[Data records — start]

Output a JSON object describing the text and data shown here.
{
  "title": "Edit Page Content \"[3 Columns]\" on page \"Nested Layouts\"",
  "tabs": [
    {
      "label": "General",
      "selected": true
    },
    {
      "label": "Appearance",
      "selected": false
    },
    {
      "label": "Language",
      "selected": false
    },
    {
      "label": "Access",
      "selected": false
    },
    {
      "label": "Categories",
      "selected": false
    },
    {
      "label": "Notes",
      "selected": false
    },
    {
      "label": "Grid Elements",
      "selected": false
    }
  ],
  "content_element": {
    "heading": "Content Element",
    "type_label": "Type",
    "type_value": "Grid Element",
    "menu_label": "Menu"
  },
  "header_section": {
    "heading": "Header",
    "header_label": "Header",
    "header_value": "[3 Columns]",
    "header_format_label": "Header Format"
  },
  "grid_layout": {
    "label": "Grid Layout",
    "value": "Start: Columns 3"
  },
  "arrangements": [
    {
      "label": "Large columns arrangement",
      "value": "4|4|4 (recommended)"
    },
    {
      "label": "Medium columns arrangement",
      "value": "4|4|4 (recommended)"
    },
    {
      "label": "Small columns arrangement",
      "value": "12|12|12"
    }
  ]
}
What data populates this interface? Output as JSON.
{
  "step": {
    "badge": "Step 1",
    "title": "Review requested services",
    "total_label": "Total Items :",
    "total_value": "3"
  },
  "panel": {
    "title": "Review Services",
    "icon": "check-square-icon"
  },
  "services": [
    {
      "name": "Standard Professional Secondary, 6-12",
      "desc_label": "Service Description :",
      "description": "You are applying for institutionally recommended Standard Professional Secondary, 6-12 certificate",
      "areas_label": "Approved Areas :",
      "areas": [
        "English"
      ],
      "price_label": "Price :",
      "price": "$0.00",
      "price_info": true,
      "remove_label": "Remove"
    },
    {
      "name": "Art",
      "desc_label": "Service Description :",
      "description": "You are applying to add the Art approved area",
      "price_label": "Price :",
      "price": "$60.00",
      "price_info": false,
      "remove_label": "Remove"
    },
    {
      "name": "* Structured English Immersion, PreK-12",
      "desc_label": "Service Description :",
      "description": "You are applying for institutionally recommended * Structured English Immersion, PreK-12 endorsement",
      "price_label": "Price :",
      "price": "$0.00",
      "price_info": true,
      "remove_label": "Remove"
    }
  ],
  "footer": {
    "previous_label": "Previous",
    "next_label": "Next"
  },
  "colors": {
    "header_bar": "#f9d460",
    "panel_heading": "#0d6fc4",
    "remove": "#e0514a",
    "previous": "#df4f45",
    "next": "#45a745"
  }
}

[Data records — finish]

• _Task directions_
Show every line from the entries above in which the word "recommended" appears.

• _Completed task_
      "value": "4|4|4 (recommended)"
      "value": "4|4|4 (recommended)"
      "description": "You are applying for institutionally recommended Standard Professional Secondary, 6-12 certificate",
      "description": "You are applying for institutionally recommended * Structured English Immersion, PreK-12 endorsement",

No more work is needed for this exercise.